When I first saw this model, in “Origami Design Secrets” I knew I wanted to try it:
Such a torturous but interesting fold, initial pleating followed by some amazing swivel and sink folds to get the body differentiated from the legs, this is my pose for this model – I like that it looks like ti is crawling and I thought much more interesting that being symmetrical.
there is much to be in awe of with this model – I am and I managed to fold it; the toes, the eyes and the overall accuracy of the morphology are simply amazing – more proof that Robert lang is a maestro mathematician and true artist in his designs.
This model took ages as I was fastidious with my folding, accuracy mattered but wow, no I mean WOW! What a difference good paper makes – I did not attempt this with copy paper – there is a spread/sink/swivel move that would shred the paper early on so I used a sheet of tissue foil and am glad I did.
Now I like frogs, could not eat a whole one, but they are gentle animals – this model reminds me so much of those lovely soft green ones that we used to get back when the weather worked – you know, they lived under your toilet rim and emerged blinking into the light to feast on moths that fluttered around the flouro tube in the laundry:
I misjudged the scale a bit, sorry – it uses a 2×1 rectangle and initial glimpses at the method seemed to suggest way more crimping than actually was required – he ended up fairly life-size. I like the eyes, and the vestiges of padded feet – must find a more realistic one for my next frog – toes on all 4 feet are not that hard, surely (hahahahaha).
Why a frog? Well, my pastoral care group today (thanks to some superb golf-putting by Josh) won a golf tournament thingy and were presented with a HUGE bag of red frogs – I wisely took them and strategically decided to distribute them evenly AFTER classes finished, else my munchkins would have been bouncing off the walls I reckon with all that sugar and artificially deliciousness.
…there are lots of patterns for Frogs, most even look frog-like but this one designed by Colin Weber is charmingly sitting atop a lily pad – made with one square of paper you massage enough paper towards a corner to then form the froggy bits – very clever:

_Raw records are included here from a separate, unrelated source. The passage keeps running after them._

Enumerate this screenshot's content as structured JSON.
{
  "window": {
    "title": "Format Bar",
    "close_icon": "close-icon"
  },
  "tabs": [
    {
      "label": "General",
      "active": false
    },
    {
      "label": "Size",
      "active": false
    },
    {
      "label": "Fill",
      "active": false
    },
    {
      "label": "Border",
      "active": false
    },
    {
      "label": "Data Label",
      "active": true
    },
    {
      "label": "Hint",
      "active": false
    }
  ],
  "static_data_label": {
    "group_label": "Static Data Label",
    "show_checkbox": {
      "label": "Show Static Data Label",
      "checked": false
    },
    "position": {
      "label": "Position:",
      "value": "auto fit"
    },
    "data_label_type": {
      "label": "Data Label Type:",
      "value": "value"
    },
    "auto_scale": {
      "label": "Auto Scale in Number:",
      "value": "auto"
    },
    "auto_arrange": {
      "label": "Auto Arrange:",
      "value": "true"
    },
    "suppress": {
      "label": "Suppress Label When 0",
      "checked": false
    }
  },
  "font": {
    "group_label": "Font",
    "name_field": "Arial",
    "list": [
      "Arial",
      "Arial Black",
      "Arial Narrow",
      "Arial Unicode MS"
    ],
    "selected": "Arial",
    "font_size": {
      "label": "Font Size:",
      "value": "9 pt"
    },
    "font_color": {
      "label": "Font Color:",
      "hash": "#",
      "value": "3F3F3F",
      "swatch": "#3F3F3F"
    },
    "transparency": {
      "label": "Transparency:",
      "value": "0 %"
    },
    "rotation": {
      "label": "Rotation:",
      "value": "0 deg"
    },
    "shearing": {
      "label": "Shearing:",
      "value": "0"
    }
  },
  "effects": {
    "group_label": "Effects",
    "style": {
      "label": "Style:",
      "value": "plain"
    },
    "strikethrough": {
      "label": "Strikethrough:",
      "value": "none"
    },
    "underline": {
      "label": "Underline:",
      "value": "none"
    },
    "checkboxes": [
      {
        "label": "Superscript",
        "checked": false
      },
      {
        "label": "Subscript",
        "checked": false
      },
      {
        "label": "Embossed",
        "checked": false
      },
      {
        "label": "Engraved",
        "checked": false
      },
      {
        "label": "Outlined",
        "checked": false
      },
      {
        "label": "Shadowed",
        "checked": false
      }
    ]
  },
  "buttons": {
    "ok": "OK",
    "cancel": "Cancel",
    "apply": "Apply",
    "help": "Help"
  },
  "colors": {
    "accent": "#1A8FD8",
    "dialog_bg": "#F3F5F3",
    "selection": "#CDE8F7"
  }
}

Why a frog? Well, it is my Sister-in-Law’s Birthday today, she loves all things French (and would move there to live in a flash), so I thought something a little froggy would be appropriate as a present for her – Happy Birthday Sue! It is also my Nephew Andrew’s Birthday, and he is IN Paris atm, so a double froggy celebration for him as well.

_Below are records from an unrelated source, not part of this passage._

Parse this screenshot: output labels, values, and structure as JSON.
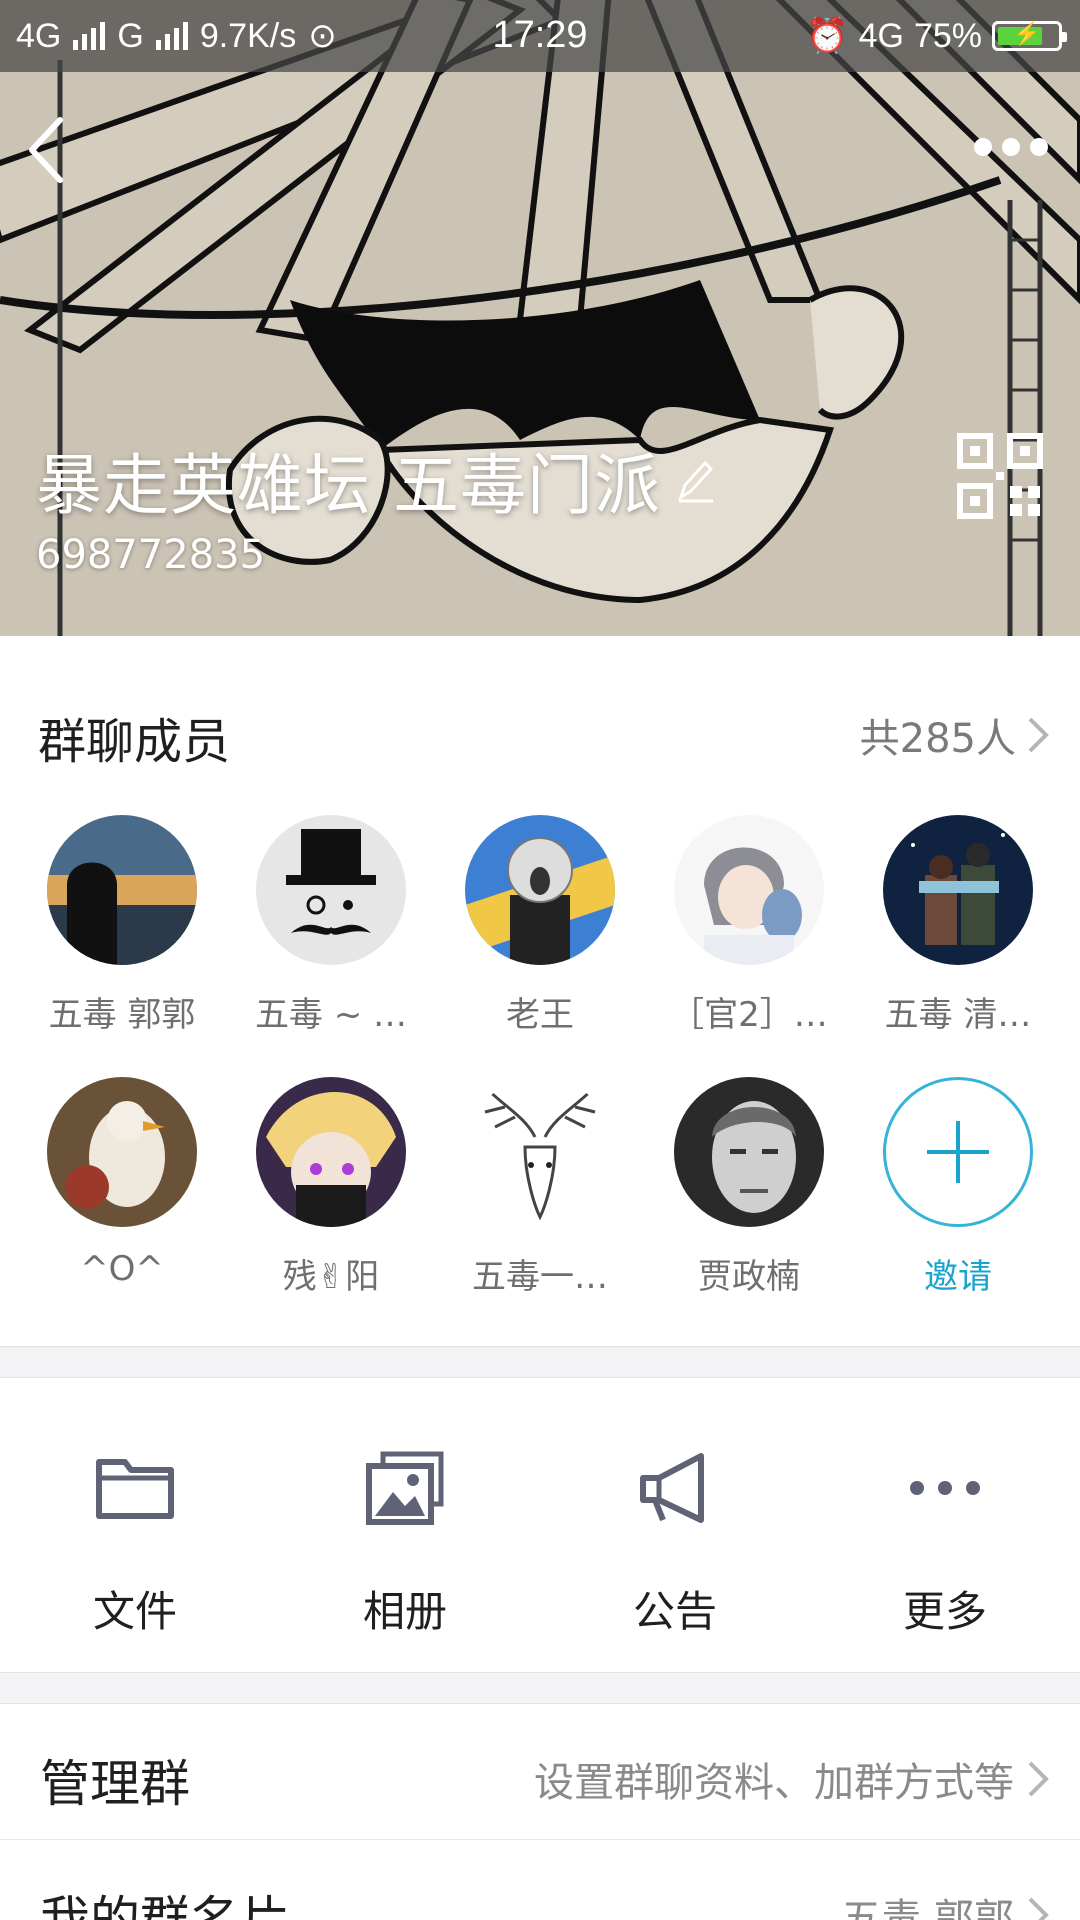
{
  "status_bar": {
    "network_left": "4G",
    "network_left2": "G",
    "speed": "9.7K/s",
    "time": "17:29",
    "network_right": "4G",
    "battery": "75%",
    "battery_level": 0.75
  },
  "header": {
    "group_name": "暴走英雄坛 五毒门派",
    "group_id": "698772835"
  },
  "members": {
    "title": "群聊成员",
    "count": "共285人",
    "items": [
      {
        "name": "五毒 郭郭"
      },
      {
        "name": "五毒 ~ …"
      },
      {
        "name": "老王"
      },
      {
        "name": "［官2］…"
      },
      {
        "name": "五毒  清…"
      },
      {
        "name": "^O^"
      },
      {
        "name": "残✌阳"
      },
      {
        "name": "五毒一…"
      },
      {
        "name": "贾政楠"
      }
    ],
    "invite_label": "邀请"
  },
  "functions": [
    {
      "label": "文件",
      "icon": "folder-icon"
    },
    {
      "label": "相册",
      "icon": "album-icon"
    },
    {
      "label": "公告",
      "icon": "megaphone-icon"
    },
    {
      "label": "更多",
      "icon": "more-icon"
    }
  ],
  "rows": [
    {
      "title": "管理群",
      "value": "设置群聊资料、加群方式等"
    },
    {
      "title": "我的群名片",
      "value": "五毒 郭郭"
    }
  ],
  "colors": {
    "accent": "#1aa3cf",
    "icon_gray": "#5f6375"
  }
}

You can have a go at making this model yourself: http://dev.origami.com/images_pdf/frogonlilypad.pdf however I think there are a few mistakes in the diagram, I found flaps where there should not be and no flaps where there should have been, thankfully it was possible to get creative and work around if you keep your eye on the final model.

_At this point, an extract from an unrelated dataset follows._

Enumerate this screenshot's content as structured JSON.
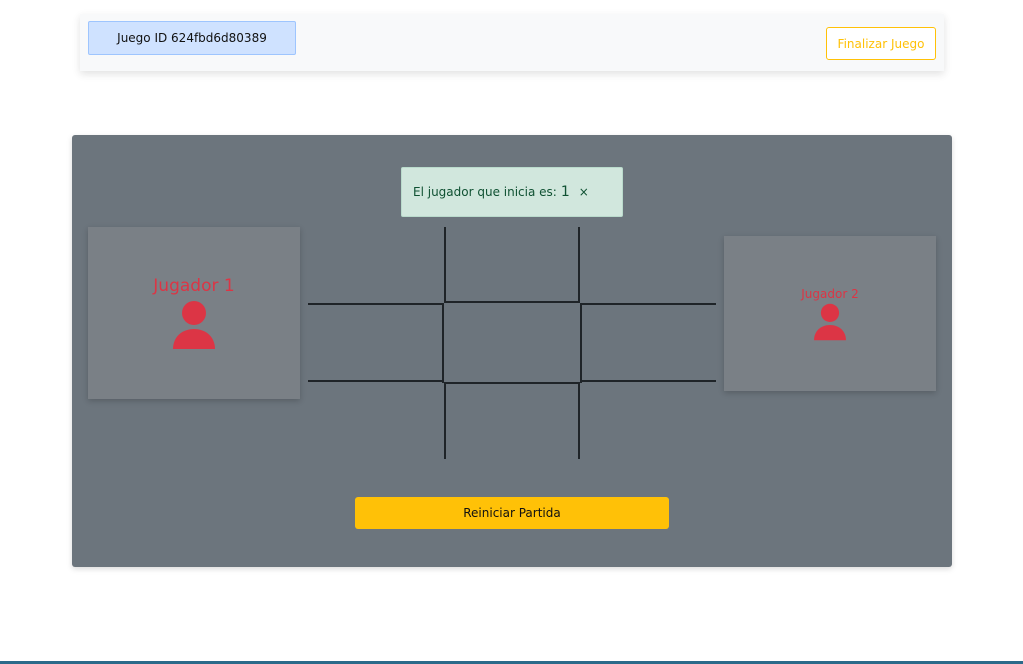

The second model I learnt to make as a wide-eyed and eager 11 year old was this frog. I like that it’s proportions are correct, it has a puffy body and the back legs look right.
…so as a “getting to know you exercise” with my pastoral care group, I thought we could each make this model (as an exercise in listening and doing) and set out determined to explain this complex (lots of simple steps) model. I think we were pretty successful overall:
It was interesting because the boys sat together (year levels 8-12), helped each other out, conversed, concentrated and listened, struggled spatially and got to inflate a frog through the vent in it’s bottom (hey, it is a boy’s school).
Now I am going for a theme here, starting with tadpoles – yes you are correct there are TWO models here, but they are variations of each other – one without legs, the other with … look closely:
Quite cute models from a purely biological perspective because when the legs form, the tail is absorbed into the body much as the model suggests. each made from a square 1/4 the size of the largest one you can cut from an A4 sheet.